ONE MILLION OYSTERS ON TOP OF THE MOUNTAIN | Kirkus Reviews

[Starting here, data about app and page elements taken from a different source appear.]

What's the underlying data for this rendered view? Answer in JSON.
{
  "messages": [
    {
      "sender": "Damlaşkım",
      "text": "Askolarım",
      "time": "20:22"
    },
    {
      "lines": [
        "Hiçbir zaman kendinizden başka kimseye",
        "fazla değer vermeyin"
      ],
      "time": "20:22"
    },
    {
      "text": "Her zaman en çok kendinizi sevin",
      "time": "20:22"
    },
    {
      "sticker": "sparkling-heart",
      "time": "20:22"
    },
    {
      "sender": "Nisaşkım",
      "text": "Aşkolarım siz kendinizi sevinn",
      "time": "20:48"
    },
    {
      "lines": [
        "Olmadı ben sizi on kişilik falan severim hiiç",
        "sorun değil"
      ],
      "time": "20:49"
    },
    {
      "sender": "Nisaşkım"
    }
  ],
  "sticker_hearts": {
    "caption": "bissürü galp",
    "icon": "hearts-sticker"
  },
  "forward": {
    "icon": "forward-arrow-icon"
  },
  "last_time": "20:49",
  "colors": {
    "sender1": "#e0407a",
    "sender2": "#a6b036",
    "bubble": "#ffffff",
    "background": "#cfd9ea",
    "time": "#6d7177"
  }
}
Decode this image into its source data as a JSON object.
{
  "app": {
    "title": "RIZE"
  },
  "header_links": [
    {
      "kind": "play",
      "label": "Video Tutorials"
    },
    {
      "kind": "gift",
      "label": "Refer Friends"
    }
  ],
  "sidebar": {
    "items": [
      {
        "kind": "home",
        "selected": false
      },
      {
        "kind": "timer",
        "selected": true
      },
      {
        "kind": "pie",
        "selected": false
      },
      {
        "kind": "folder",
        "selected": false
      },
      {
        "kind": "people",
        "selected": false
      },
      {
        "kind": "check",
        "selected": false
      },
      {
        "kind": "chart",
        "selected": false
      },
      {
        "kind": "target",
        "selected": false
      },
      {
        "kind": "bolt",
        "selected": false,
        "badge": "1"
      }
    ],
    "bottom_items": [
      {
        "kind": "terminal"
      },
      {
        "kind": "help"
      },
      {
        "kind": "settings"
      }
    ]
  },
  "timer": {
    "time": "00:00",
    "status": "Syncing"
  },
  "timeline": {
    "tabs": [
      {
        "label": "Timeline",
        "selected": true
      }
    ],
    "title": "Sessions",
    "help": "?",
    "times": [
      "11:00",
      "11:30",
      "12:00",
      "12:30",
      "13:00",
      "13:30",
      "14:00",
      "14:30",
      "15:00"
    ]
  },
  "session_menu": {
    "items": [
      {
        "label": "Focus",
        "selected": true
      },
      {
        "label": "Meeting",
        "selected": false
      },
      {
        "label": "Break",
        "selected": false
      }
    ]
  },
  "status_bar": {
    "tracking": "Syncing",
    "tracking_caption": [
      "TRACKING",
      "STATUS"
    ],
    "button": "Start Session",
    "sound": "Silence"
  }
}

The first pages traverse a landscape of meadows, farms, forests, hills, and a rocky mountain, then focus on a pair of hikers, one taller, with pale skin and straight, black hair, and the other shorter, with brown skin and a knit cap, at the top. Nogués’ gently humorous storytelling voice encourages observers to think about fossils in seemingly ordinary gravel, soil, and strata. The large trim size gives space for Lora’s edge-to-edge painting of rocks, flora, and fauna in greens, grays, and browns. Interspersed pages catalog geologic eras, marine creatures whose fossils can be found in mountain strata, and a look at the slow collision of land masses to form mountains. The conversational narrative, translated from the Spanish, has a simplicity and gentle pacing that build to demonstrate how ideas and discoveries in geology—including the presence of oyster fossils on high ground, the layering of the fossil record, and plate tectonics—fit together to explain the results of eons of geologic time. The sense that the history of the world can be seen in the present is nicely conveyed by the illustrations: A dinosaur appears in a mountain lake, tall ferns sprout from the meadow, the hikers dive under the sea. A glossary interprets seven terms used in geology.